▶ Given records
****************************************
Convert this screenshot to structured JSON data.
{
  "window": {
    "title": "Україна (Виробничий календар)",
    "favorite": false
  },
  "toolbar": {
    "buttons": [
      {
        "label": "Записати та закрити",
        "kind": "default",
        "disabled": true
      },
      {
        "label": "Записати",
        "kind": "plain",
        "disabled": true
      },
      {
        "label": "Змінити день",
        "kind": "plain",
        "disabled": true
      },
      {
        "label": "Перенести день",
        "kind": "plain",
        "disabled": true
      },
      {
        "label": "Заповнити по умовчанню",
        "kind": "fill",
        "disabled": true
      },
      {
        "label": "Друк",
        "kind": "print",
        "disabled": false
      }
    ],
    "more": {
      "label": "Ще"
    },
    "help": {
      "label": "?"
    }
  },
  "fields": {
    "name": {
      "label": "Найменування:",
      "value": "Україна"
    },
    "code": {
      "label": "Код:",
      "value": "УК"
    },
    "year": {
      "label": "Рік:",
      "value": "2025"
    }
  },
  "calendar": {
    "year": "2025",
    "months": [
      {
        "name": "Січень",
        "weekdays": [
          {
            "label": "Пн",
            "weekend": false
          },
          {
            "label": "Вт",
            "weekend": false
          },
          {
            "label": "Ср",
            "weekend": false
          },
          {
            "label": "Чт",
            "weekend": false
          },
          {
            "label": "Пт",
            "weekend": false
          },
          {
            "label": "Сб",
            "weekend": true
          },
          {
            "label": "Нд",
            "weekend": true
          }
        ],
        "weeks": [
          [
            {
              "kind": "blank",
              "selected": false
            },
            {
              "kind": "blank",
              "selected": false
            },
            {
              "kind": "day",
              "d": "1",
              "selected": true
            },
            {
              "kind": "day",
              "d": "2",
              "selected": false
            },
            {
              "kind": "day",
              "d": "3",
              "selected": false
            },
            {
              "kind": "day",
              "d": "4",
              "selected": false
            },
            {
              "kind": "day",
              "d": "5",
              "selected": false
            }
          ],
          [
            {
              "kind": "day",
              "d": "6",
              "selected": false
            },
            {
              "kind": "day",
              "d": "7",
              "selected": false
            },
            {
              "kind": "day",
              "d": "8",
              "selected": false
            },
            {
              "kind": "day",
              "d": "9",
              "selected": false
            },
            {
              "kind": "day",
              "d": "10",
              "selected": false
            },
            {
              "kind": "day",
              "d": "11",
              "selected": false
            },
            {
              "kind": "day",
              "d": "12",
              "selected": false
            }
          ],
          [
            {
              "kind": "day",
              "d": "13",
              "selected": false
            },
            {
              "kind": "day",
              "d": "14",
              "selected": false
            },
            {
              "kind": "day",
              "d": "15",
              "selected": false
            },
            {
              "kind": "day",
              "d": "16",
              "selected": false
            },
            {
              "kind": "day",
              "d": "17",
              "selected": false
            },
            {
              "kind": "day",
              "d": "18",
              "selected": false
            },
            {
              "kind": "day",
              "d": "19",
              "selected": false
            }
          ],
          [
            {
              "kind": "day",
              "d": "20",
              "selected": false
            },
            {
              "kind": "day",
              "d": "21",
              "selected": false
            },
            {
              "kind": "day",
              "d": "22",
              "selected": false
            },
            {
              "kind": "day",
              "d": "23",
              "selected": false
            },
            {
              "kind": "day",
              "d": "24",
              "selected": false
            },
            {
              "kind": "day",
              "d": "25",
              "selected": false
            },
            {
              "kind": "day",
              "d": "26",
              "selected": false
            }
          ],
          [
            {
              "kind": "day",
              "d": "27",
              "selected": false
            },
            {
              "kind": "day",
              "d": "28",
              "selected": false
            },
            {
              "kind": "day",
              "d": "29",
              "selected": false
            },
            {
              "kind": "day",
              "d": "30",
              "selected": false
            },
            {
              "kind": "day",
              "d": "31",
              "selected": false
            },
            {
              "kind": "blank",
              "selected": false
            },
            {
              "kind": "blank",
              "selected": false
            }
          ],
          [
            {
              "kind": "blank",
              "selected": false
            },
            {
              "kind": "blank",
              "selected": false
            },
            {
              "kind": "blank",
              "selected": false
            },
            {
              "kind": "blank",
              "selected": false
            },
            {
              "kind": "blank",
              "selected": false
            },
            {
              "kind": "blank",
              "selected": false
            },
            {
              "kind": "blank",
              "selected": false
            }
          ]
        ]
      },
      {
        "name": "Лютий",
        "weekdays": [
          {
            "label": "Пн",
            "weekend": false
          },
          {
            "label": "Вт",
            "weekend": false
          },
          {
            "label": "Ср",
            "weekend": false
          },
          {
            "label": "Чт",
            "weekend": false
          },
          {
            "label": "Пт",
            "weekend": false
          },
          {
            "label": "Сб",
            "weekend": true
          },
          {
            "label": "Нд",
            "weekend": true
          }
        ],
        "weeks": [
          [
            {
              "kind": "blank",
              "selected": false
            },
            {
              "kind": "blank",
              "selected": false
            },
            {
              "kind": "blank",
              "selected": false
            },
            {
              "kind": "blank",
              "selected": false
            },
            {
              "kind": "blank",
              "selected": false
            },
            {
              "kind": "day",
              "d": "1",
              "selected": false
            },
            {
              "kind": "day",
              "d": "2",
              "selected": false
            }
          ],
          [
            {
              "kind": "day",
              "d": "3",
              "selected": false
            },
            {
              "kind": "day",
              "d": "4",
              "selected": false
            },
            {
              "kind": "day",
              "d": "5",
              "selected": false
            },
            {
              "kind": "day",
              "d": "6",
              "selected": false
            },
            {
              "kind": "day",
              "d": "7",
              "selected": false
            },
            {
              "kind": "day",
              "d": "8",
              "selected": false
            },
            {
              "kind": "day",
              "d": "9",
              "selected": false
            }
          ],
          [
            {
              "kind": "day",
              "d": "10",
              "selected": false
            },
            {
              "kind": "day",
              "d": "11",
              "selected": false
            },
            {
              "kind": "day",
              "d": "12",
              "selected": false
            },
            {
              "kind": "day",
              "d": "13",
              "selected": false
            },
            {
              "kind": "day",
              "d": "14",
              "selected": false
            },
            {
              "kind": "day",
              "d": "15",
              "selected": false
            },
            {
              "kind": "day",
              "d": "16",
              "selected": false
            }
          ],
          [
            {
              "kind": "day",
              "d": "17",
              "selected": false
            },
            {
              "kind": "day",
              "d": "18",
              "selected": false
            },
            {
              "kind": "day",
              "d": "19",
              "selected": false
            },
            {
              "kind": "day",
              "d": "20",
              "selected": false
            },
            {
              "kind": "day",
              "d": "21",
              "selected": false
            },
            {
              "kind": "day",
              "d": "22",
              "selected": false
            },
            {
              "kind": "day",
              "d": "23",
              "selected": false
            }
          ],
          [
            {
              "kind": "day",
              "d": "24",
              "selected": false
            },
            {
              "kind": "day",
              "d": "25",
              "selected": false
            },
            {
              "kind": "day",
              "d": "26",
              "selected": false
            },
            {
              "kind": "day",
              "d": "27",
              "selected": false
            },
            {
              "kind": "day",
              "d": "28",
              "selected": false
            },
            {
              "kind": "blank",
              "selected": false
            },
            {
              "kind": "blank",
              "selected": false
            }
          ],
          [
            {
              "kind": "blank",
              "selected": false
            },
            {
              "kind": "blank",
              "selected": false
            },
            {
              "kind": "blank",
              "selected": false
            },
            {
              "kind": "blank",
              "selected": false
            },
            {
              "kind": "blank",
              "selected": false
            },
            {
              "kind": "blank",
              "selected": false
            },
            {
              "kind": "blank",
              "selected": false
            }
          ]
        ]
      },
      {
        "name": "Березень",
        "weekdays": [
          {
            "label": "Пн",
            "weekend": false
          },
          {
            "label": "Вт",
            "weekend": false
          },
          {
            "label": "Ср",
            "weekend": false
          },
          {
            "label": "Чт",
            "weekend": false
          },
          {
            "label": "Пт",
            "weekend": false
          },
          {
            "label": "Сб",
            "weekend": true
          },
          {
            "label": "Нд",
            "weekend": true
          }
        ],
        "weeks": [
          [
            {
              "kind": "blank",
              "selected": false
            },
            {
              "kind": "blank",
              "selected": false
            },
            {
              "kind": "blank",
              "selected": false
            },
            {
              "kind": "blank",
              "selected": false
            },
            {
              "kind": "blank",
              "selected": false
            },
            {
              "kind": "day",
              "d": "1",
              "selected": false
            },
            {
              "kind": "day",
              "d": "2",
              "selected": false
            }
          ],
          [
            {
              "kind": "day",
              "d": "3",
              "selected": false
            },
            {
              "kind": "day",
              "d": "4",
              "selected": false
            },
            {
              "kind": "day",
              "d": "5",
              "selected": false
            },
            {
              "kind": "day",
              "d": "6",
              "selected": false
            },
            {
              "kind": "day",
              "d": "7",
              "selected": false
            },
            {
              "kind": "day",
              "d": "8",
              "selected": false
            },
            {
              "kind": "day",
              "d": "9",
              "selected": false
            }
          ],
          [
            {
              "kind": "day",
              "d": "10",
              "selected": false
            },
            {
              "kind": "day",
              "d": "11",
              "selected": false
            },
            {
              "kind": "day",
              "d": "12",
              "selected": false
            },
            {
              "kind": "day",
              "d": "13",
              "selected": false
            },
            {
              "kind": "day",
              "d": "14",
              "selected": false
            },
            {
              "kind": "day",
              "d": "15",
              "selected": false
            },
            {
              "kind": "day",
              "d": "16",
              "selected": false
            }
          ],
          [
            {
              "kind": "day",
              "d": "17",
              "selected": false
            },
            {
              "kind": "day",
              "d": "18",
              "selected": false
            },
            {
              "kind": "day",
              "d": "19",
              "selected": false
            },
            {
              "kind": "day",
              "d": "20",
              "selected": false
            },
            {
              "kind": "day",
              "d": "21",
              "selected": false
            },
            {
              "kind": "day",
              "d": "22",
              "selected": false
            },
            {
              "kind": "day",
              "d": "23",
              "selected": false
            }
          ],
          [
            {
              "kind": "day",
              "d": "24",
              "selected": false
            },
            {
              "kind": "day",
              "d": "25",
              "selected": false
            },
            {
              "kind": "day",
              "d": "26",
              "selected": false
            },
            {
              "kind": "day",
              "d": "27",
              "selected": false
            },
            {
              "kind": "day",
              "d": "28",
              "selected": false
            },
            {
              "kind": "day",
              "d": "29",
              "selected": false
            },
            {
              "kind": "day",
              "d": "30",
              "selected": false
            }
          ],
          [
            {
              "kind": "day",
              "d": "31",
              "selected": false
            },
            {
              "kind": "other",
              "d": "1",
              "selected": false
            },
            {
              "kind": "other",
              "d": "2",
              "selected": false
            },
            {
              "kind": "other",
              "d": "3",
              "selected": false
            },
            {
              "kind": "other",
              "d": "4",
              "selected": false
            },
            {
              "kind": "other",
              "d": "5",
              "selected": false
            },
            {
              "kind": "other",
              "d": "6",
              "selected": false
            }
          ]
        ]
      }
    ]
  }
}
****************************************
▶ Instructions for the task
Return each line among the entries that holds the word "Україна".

▶ Solution to this exercise
    "title": "Україна (Виробничий календар)",
      "value": "Україна"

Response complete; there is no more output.